The park’s newest attraction, The Windseeker, pours epic-sounding songs down over us from the far end of the path, lit, in the sky, like a firework on hold. As I walk, I overhear complaints that The Windseeker isn’t scary enough and that it’s a lame addition to the park’s long list of rides.
But what these people fail to understand it that that’s simply not what it was intended to be. Sure, the ride has a height element, but it’s just a glorified version of the swings you’d see at any 4-H fairground. It’s not supposed to freak you out – it’s supposed to be relaxing and fun; a refreshing new element from the tired old “up-the-hill-down-the-hill” of every roller coaster on point.
With just a little more thought and consideration, those complaining and unhappy guests would be infinitely happier…
Kinda like the rest of my crew and butt picking.
The chore is far from glamorous (not that anything about my job is glamorous), but it’s also far from awful.
With the right mindset, many things can be made bearable.
You’ve just got to let it happen.
Cherry Pie adapted from Sweet Paul
This is actually the first cherry pie I have ever had, and I think it was really good! I'm not sure what kinds of cherries typically go into pies, but when I saw "pie cherries" written on the sign at the orchard... I kind of felt like I had no choice. I really like the sweet and sourness of this dessert. Yum!
1 1/2 c (188 g) flour
3/4 tsp salt
9 Tbls (128 g) butter, cubed and frozen
3 Tbls (38 g) shortening, frozen
6 Tbls water, cold
1 Tbsp water
To make the pie crust, combine the flour and salt in a medium-sized bowl. Add the frozen butter and shortening, then cut in using two forks, a pastry blender, or your hands. Continue working in the butter and shortening until the mixture resembles coarse meal. Add just enough of the 6 Tablespoons of water to bring the dough together and knead a few times to ensure that the flour is evenly moistened. Divide the dough into two portions: one should be 1/3 of the mass and the other 2/3. Press into disks, wrap in plastic wrap and refrigerate at least 30 minutes or up to two days.
Prepare the cherry filling (below) while you wait.
When ready to roll, dust your counter with flour. Remove the larger portion of the dough from the fridge and let rest on the counter for 5 minutes to allow it to warm and become more manageable. Roll the dough into a circle large enough to fit your 9" pan and transfer to the pan by rolling the dough around your pin and draping it over the top. Trim so there is about 1" of overhang. Fold over edges and crimp, then pour in the cherry filling. Place pie in the refrigerator.
Roll out the second ball of dough and cut out decorative shapes. Remove the pie from the fridge and place shapes on top.

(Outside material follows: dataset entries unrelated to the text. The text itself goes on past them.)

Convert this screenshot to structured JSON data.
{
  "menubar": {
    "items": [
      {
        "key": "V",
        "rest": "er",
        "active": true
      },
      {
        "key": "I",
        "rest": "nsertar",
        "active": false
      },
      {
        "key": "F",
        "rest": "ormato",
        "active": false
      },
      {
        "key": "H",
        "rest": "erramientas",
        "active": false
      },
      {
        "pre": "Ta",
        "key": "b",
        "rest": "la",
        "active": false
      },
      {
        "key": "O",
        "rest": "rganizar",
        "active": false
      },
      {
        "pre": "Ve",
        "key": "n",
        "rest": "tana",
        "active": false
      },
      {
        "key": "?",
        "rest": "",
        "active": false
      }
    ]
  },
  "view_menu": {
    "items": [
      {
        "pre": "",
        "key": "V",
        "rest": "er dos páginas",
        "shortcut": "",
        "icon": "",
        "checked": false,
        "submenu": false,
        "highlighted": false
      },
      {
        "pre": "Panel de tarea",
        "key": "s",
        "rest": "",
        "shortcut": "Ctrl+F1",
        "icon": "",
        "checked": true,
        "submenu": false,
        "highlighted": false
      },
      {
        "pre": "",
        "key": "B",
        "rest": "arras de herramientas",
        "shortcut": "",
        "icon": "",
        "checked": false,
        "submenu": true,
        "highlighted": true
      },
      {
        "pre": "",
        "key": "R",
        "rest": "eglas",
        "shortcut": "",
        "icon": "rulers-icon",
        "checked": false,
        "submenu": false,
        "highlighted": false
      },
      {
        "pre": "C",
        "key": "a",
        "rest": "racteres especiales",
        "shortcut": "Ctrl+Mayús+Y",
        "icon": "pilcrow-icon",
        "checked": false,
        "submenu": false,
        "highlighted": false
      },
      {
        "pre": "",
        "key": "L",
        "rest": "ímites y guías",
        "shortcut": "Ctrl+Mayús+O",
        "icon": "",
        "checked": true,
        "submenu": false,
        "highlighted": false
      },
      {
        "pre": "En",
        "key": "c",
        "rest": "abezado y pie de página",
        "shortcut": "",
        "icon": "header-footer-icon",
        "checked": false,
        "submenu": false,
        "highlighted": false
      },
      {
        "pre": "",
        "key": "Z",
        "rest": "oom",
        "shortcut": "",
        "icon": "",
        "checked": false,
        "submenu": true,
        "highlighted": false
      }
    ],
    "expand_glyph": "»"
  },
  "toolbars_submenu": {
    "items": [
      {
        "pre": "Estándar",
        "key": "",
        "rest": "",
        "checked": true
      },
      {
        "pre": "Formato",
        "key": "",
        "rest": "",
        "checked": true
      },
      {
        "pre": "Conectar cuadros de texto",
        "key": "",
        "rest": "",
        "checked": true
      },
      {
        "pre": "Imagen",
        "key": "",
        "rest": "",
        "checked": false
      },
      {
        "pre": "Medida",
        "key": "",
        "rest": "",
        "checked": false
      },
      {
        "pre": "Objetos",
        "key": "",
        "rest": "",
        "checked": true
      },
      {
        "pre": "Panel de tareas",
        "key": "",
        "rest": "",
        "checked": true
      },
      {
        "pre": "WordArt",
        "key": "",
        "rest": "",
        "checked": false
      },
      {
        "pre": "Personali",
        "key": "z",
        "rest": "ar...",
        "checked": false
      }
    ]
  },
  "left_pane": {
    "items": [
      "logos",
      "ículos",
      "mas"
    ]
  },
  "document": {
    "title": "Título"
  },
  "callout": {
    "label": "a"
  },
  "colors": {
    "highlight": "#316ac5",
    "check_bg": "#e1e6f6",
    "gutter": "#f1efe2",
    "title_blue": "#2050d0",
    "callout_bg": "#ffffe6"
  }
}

Combine the egg and tablespoon of water and brush over crust. Return pie to fridge, and set your oven to 400F. When it comes to temperature, bake the pie for 15 minutes, then turn the heat down to 300F and bake 55-65 minutes longer, or until the crust is browned and the filling bubbly. Cool completely on a rack and place in the refrigerator to chill overnight before serving.
3 lbs (1360 g) pie cherries, pitted
3/4 c (150 g) sugar
5 Tbsp cornstarch
2 Tbsp lemon juice
1/2 tsp salt
1/2 tsp vanilla
Combine all ingredients in a large bowl. Pour into rolled pie crust.